Today’s society is built and shaped by technology and scientific discovery but, surprisingly, pervading scientific denial lingers. Irrational skepticism and flat-out denial of uncontroversial theories is not just a rebuke of the facts of science and an insult to toiling scientists in their respective fields, but should also be seen as a moral dereliction, capable of great harm if not remedied.

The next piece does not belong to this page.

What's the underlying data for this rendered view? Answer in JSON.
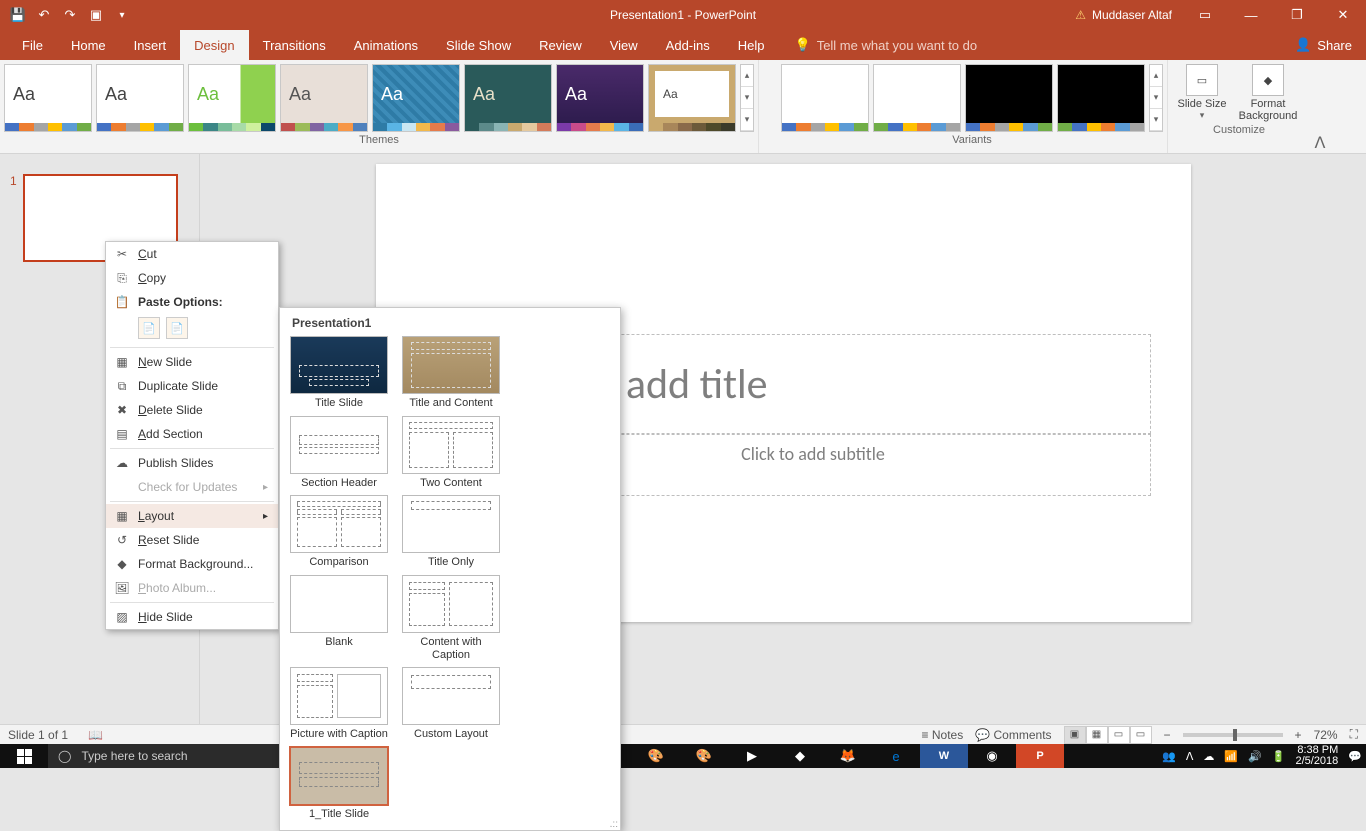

According to recent Gallup polls, two scientific theories in particular – evolution and anthropogenic (human-caused) climate change – struggle to gain widespread national acceptance. In 2014, 42% of Americans said they believe that God created humans in their present form (i.e. evolution never occurred). In the same poll, another 31% said they accept that humans evolved, but under God’s supervision and direction (commonly referred to as intelligent design). Only 19% said they believe the current scientific explanation of the origins of humans—that we evolved like every other organism on earth, through a natural process following biological principles.

Continue reading “Why Science Denial is Immoral”